An exact copy, beginning at the line containing "Give me the" and ending at the final line of the records that follow, is the answer; it has no pictures and no other text.

(Dataset rows describing interfaces)

++++++++

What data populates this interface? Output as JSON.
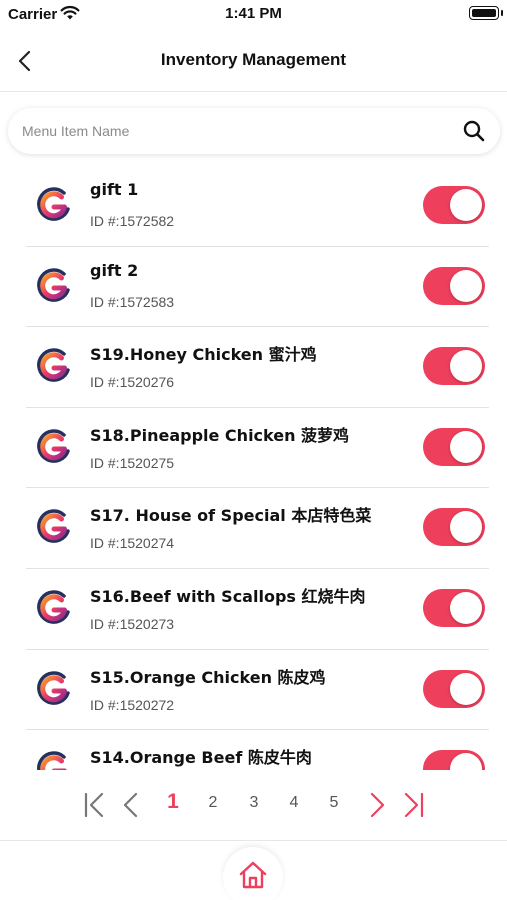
{
  "status_bar": {
    "carrier": "Carrier",
    "time": "1:41 PM"
  },
  "header": {
    "title": "Inventory Management",
    "back_icon": "chevron-left-icon"
  },
  "search": {
    "placeholder": "Menu Item Name",
    "value": "",
    "icon": "search-icon"
  },
  "items": [
    {
      "name": "gift 1",
      "id": "ID #:1572582",
      "enabled": true
    },
    {
      "name": "gift 2",
      "id": "ID #:1572583",
      "enabled": true
    },
    {
      "name": "S19.Honey Chicken 蜜汁鸡",
      "id": "ID #:1520276",
      "enabled": true
    },
    {
      "name": "S18.Pineapple Chicken 菠萝鸡",
      "id": "ID #:1520275",
      "enabled": true
    },
    {
      "name": "S17. House of Special 本店特色菜",
      "id": "ID #:1520274",
      "enabled": true
    },
    {
      "name": "S16.Beef with Scallops 红烧牛肉",
      "id": "ID #:1520273",
      "enabled": true
    },
    {
      "name": "S15.Orange Chicken 陈皮鸡",
      "id": "ID #:1520272",
      "enabled": true
    },
    {
      "name": "S14.Orange Beef 陈皮牛肉",
      "id": "",
      "enabled": true
    }
  ],
  "pagination": {
    "pages": [
      "1",
      "2",
      "3",
      "4",
      "5"
    ],
    "current": "1"
  },
  "bottom_nav": {
    "home_icon": "home-icon"
  },
  "colors": {
    "accent": "#ee3f5c",
    "divider": "#e3e3e3"
  }
}
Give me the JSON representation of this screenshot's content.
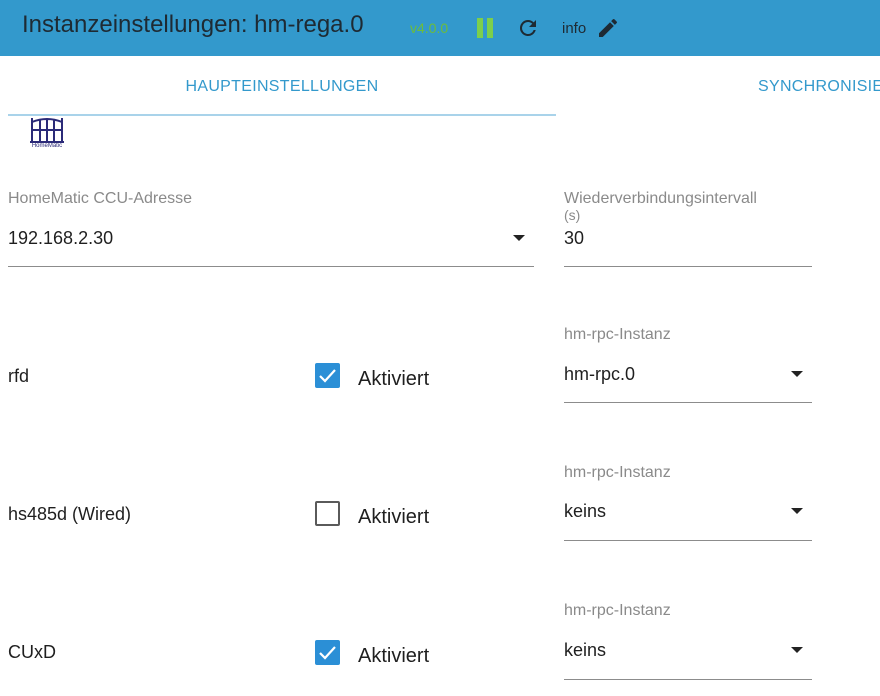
{
  "header": {
    "title": "Instanzeinstellungen: hm-rega.0",
    "version": "v4.0.0",
    "info_label": "info"
  },
  "tabs": [
    {
      "label": "HAUPTEINSTELLUNGEN",
      "active": true
    },
    {
      "label": "SYNCHRONISIE",
      "active": false
    }
  ],
  "logo": {
    "text": "HomeMatic"
  },
  "ccu_address": {
    "label": "HomeMatic CCU-Adresse",
    "value": "192.168.2.30"
  },
  "reconnect_interval": {
    "label_line1": "Wiederverbindungsintervall",
    "label_line2": "(s)",
    "value": "30"
  },
  "interfaces": [
    {
      "name": "rfd",
      "checked": true,
      "check_label": "Aktiviert",
      "instance_label": "hm-rpc-Instanz",
      "instance_value": "hm-rpc.0"
    },
    {
      "name": "hs485d (Wired)",
      "checked": false,
      "check_label": "Aktiviert",
      "instance_label": "hm-rpc-Instanz",
      "instance_value": "keins"
    },
    {
      "name": "CUxD",
      "checked": true,
      "check_label": "Aktiviert",
      "instance_label": "hm-rpc-Instanz",
      "instance_value": "keins"
    }
  ],
  "colors": {
    "header_bg": "#3399cc",
    "accent": "#3399cc",
    "checkbox_checked": "#2b8fd6",
    "version": "#6dbd3a"
  },
  "icons": [
    "pause-icon",
    "reload-icon",
    "pencil-icon",
    "chevron-down-icon",
    "check-icon"
  ]
}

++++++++

§ WRITTEN ANSWER
Give me the JSON representation of this screenshot's content.
{
  "header": {
    "title": "Instanzeinstellungen: hm-rega.0",
    "version": "v4.0.0",
    "info_label": "info"
  },
  "tabs": [
    {
      "label": "HAUPTEINSTELLUNGEN",
      "active": true
    },
    {
      "label": "SYNCHRONISIE",
      "active": false
    }
  ],
  "logo": {
    "text": "HomeMatic"
  },
  "ccu_address": {
    "label": "HomeMatic CCU-Adresse",
    "value": "192.168.2.30"
  },
  "reconnect_interval": {
    "label_line1": "Wiederverbindungsintervall",
    "label_line2": "(s)",
    "value": "30"
  },
  "interfaces": [
    {
      "name": "rfd",
      "checked": true,
      "check_label": "Aktiviert",
      "instance_label": "hm-rpc-Instanz",
      "instance_value": "hm-rpc.0"
    },
    {
      "name": "hs485d (Wired)",
      "checked": false,
      "check_label": "Aktiviert",
      "instance_label": "hm-rpc-Instanz",
      "instance_value": "keins"
    },
    {
      "name": "CUxD",
      "checked": true,
      "check_label": "Aktiviert",
      "instance_label": "hm-rpc-Instanz",
      "instance_value": "keins"
    }
  ],
  "colors": {
    "header_bg": "#3399cc",
    "accent": "#3399cc",
    "checkbox_checked": "#2b8fd6",
    "version": "#6dbd3a"
  },
  "icons": [
    "pause-icon",
    "reload-icon",
    "pencil-icon",
    "chevron-down-icon",
    "check-icon"
  ]
}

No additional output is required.